...the BBC set a high mark for Jane Austen adaptations with Pride and Prejudice - it will take something quite exceptional to surpass Colin Firth coming out of a pool of water dripping wet in *that* shirt... ; ) ha!

Paperback Reader said...

Miss mjk, I sincerely doubt that scene could ever be surpassed ;).

Lisa said...

I don't know that I would like a "looser" adaptation of "Emma." Part of the great fun of the book is the speech and mannerisms.

makedoandread said...

I hope we get that here in the states soon! I have a fondness for Emma, and while I do like the Gwyneth Paltrow version, this one looks quite good. I'm especially intrigued by Tamsin Greig as Miss Bates!

Paperback Reader said...

Hi Lisa, thanks for commenting. I agree and, as I said, it jars at times.

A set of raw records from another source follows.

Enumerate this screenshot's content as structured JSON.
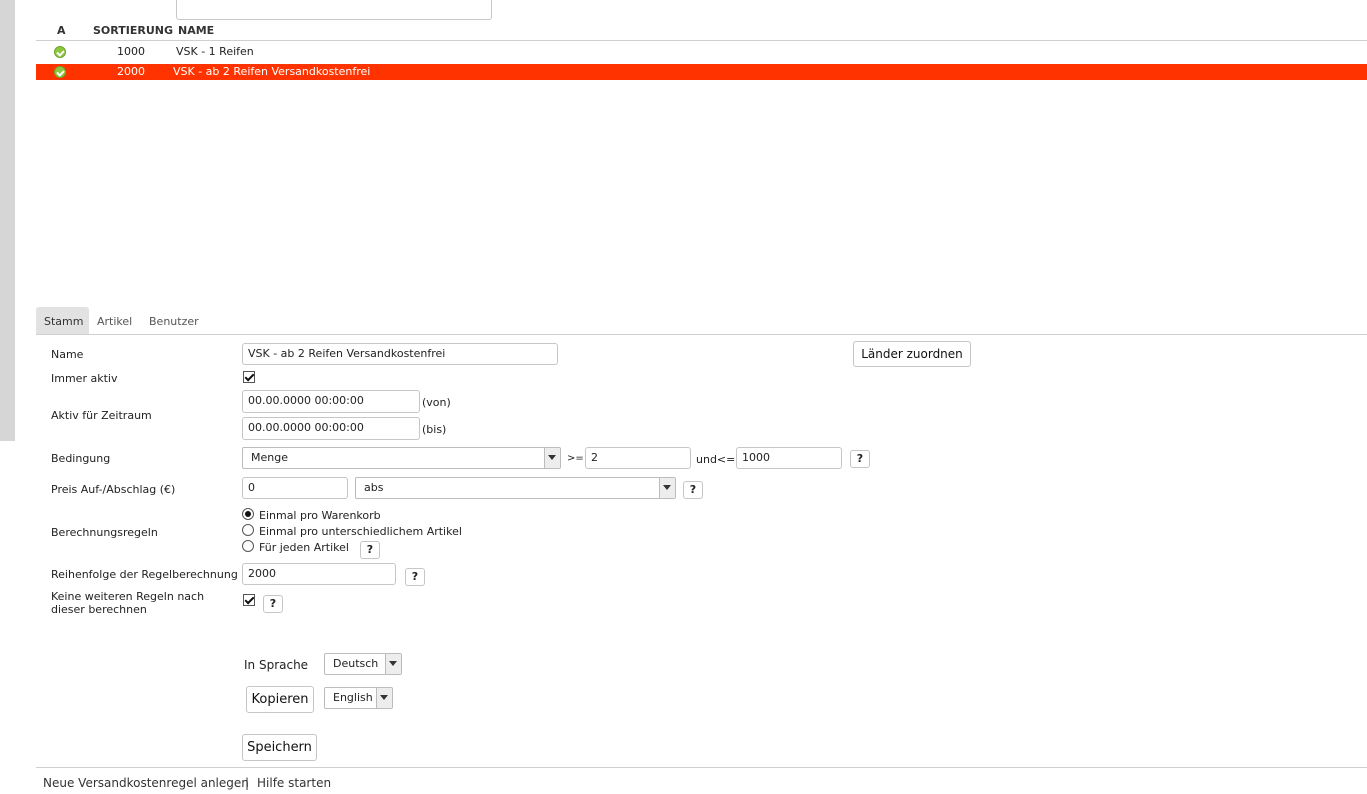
{
  "list": {
    "headers": {
      "active": "A",
      "sort": "SORTIERUNG",
      "name": "NAME"
    },
    "rows": [
      {
        "sort": "1000",
        "name": "VSK - 1 Reifen",
        "active_icon": "check-circle-icon",
        "selected": false
      },
      {
        "sort": "2000",
        "name": "VSK - ab 2 Reifen Versandkostenfrei",
        "active_icon": "check-circle-icon",
        "selected": true
      }
    ],
    "selected_color": "#ff3300"
  },
  "tabs": [
    "Stamm",
    "Artikel",
    "Benutzer"
  ],
  "form": {
    "name_label": "Name",
    "name_value": "VSK - ab 2 Reifen Versandkostenfrei",
    "countries_button": "Länder zuordnen",
    "always_active_label": "Immer aktiv",
    "always_active_checked": true,
    "period_label": "Aktiv für Zeitraum",
    "period_from": "00.00.0000 00:00:00",
    "period_from_suffix": "(von)",
    "period_to": "00.00.0000 00:00:00",
    "period_to_suffix": "(bis)",
    "condition_label": "Bedingung",
    "condition_select": "Menge",
    "condition_gte_label": ">=",
    "condition_gte_value": "2",
    "condition_lte_label": "und<=",
    "condition_lte_value": "1000",
    "price_label": "Preis Auf-/Abschlag (€)",
    "price_value": "0",
    "price_mode": "abs",
    "calc_rules_label": "Berechnungsregeln",
    "calc_rules_options": [
      "Einmal pro Warenkorb",
      "Einmal pro unterschiedlichem Artikel",
      "Für jeden Artikel"
    ],
    "calc_rules_selected": 0,
    "order_label": "Reihenfolge der Regelberechnung",
    "order_value": "2000",
    "no_further_label": "Keine weiteren Regeln nach dieser berechnen",
    "no_further_checked": true,
    "help_symbol": "?",
    "language_label": "In Sprache",
    "language_value": "Deutsch",
    "copy_button": "Kopieren",
    "copy_language": "English",
    "save_button": "Speichern"
  },
  "footer": {
    "new_rule_link": "Neue Versandkostenregel anlegen",
    "separator": "|",
    "help_link": "Hilfe starten"
  }
}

However, I didn't think I would like a modernised Pride and Prejudice/modern girl trapped inside her favourite novel but I love Lost in Austen.

makedo, I hope it makes it across the pond soon. Tamsin Greig was great, I thought!

Jodie said...

It seems awful to say, but the facial expressions got to me too. It was a bit Austen-lite for me but cute enough to watch (and Harriet was wonderful). Having never read Emma I was horribly disappointed by the way Frank and Jane ended up together, he jsut wasn't worthy of her, but she couldn't see it.

Paperback Reader said...

Jodie, glad that it wasn't just me! The facial expressions were incongruous. It was quite Austen-lite, certainly compared to P&P. Frank & Jane's relationship annoyed me in book too but I didn't think there was any chemistry to merit their relationship in the adaptation; Frank Churchill is an ass.

Michelle said...

This adaptation including took a lot of artistic license. I thought the "wanderlust" theme was interesting and done pretty well, especially in the interactions between Emma & her father. Romola Garai & Michael Gambon made this a great adaptation for me.

My biggest gripe was the Jane/Frank romance. What a jerk he was throughout! And then suddenly auntie dies & everyone is saying how "well suited" they are for one another. Phony & unbelievable. On a positive note, it makes me want to reread the book to see the actual interaction between these characters.

Paperback Reader said...

Hi Michelle, thank you for commenting. Michael Gambon was wonderful as Mr Wodehouse and I agree that the wanderlust addition made a wonderful addition, emphasising the restrictions on the way of life at the time (especially Emma's).

Frank Weston's behaviour was deplorable and his relationship with Jane wasn't believable in the slightest. I also wanted to reread the novel to see how their chemistry was on paper.